Managers often forget about these less fortunate possibilities, and they neglect to use the interview time wisely. They drill the candidates they interview, ready with question after question that has to do with their job offer, but if that candidate is to be considered, have they had the time to interview the manager about the organization? Have they asked the questions you hope they are interested in, about vision, mission, and values (beyond product, service, skills and knowledge), so that if they are hired, they are completely aware of all they have signed up for?

If you conduct interviews…

…cut the time you allocate for it in half, allocating each half to covering the conversation required for each of those two decisions. Be sure the candidate asks questions of you: You want them to be inquisitive, you want to know how much homework they’ve done researching your company, and you want to be able to gauge both their interest and anticipation of the job’s requirements.

Too-short interviews astound me: I fail to see how anyone can interview a candidate for less than a full hour, and besides, it’s somewhat disrespectful ”“ I don’t care what the position is all about, an interview is a big deal, and it should be treated as such.

Equally mortifying to me is when candidates are scheduled for two or three interviews and you can barely tell them apart at all: There is no progressive conversation planned, and the same questions are asked over and over again, just by different people. Do you really expect them to change their answers?

One more suggestion:

Tell the candidate that you fully realize they have a decision to make too, and that if the interview results in an offer being made, you hope they will make the right decision, for it’s important to you both. Start the interview that way, laying out the expectation for the conversation to follow. Your company cannot be all things to all people: Hiring decisions are about fit, and you might have a great person applying for a position who is not a great candidate for the role they’ll need to fill. Tell them you’re assuming they’ll be honest with you, and you want their partnership so that you both get that puzzle piece on fit placed correctly for both your sakes.
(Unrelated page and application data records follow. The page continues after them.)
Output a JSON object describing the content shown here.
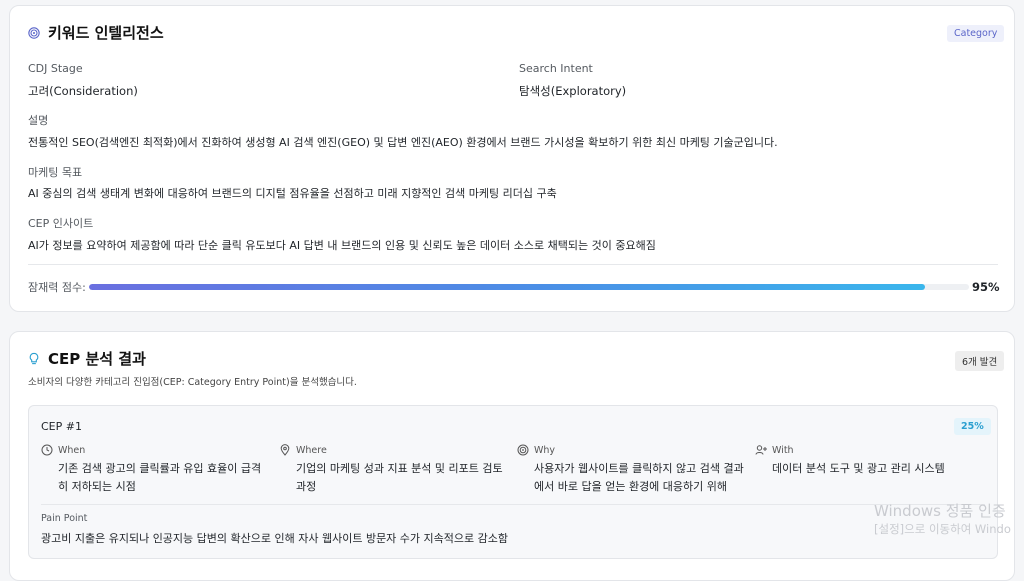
{
  "keyword_card": {
    "title": "키워드 인텔리전스",
    "badge": "Category",
    "cdj_stage_label": "CDJ Stage",
    "cdj_stage_value": "고려(Consideration)",
    "search_intent_label": "Search Intent",
    "search_intent_value": "탐색성(Exploratory)",
    "description_label": "설명",
    "description_value": "전통적인 SEO(검색엔진 최적화)에서 진화하여 생성형 AI 검색 엔진(GEO) 및 답변 엔진(AEO) 환경에서 브랜드 가시성을 확보하기 위한 최신 마케팅 기술군입니다.",
    "goal_label": "마케팅 목표",
    "goal_value": "AI 중심의 검색 생태계 변화에 대응하여 브랜드의 디지털 점유율을 선점하고 미래 지향적인 검색 마케팅 리더십 구축",
    "insight_label": "CEP 인사이트",
    "insight_value": "AI가 정보를 요약하여 제공함에 따라 단순 클릭 유도보다 AI 답변 내 브랜드의 인용 및 신뢰도 높은 데이터 소스로 채택되는 것이 중요해짐",
    "potential_label": "잠재력 점수:",
    "potential_value": 95,
    "potential_text": "95%"
  },
  "cep_card": {
    "title": "CEP 분석 결과",
    "badge": "6개 발견",
    "subtitle": "소비자의 다양한 카테고리 진입점(CEP: Category Entry Point)을 분석했습니다.",
    "items": [
      {
        "title": "CEP #1",
        "percent": "25%",
        "when_label": "When",
        "when_value": "기존 검색 광고의 클릭률과 유입 효율이 급격히 저하되는 시점",
        "where_label": "Where",
        "where_value": "기업의 마케팅 성과 지표 분석 및 리포트 검토 과정",
        "why_label": "Why",
        "why_value": "사용자가 웹사이트를 클릭하지 않고 검색 결과에서 바로 답을 얻는 환경에 대응하기 위해",
        "with_label": "With",
        "with_value": "데이터 분석 도구 및 광고 관리 시스템",
        "pain_label": "Pain Point",
        "pain_value": "광고비 지출은 유지되나 인공지능 답변의 확산으로 인해 자사 웹사이트 방문자 수가 지속적으로 감소함"
      }
    ]
  },
  "watermark": {
    "line1": "Windows 정품 인증",
    "line2": "[설정]으로 이동하여 Windo"
  },
  "colors": {
    "accent": "#5b66c9",
    "progress_start": "#6a6fe0",
    "progress_end": "#3ab6ec",
    "percent_badge": "#2a9fd0"
  }
}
The best strategy a manager can have when preparing for an interview is to assume you ARE going to hire that person. Think of that interview as setting the tone for every conversation you will have with them on each working day going forward: Work on the interview together and establish a relationship of partnership from the get-go.

Worst case scenario you don’t make an offer, and they tell everyone else how exceptionally they were treated anyway. And you never know when a candidate will leave you stating that they are not a good fit for a job opportunity, but they know someone else who is…

This past Sunday we talked about a different scenario…
You’re the applicant, and you’re hoping to secure a management or leadership position: Job-hunting? Don’t apply and fill, create and pitch.